Tally the lines in the records underneath that contain the string "tutup", and state the figure by itself.

TASK DATA:
************

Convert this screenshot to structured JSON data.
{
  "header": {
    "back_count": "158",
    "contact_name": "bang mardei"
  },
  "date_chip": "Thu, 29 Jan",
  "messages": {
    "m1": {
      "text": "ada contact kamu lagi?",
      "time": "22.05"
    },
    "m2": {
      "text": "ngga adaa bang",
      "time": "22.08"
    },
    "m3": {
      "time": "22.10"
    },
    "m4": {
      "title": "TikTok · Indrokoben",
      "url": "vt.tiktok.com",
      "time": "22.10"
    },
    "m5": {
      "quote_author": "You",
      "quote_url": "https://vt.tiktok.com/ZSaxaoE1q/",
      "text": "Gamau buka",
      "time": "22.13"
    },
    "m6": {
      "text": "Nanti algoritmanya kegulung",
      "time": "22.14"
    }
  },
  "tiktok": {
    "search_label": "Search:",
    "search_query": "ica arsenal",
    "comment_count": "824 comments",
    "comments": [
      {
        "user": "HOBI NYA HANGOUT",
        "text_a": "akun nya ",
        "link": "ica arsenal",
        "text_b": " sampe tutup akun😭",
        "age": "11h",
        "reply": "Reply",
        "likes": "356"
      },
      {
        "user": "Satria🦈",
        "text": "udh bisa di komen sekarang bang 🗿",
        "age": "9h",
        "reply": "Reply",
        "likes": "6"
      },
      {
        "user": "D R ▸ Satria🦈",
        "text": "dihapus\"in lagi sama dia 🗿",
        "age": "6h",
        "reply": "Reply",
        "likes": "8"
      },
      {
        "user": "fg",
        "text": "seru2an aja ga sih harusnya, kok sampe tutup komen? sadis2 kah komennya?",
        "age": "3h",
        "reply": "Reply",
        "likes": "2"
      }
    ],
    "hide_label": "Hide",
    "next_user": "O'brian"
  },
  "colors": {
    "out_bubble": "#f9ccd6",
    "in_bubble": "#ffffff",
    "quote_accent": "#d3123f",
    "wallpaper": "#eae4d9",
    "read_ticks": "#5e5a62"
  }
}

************

RESPONSE BELOW:
2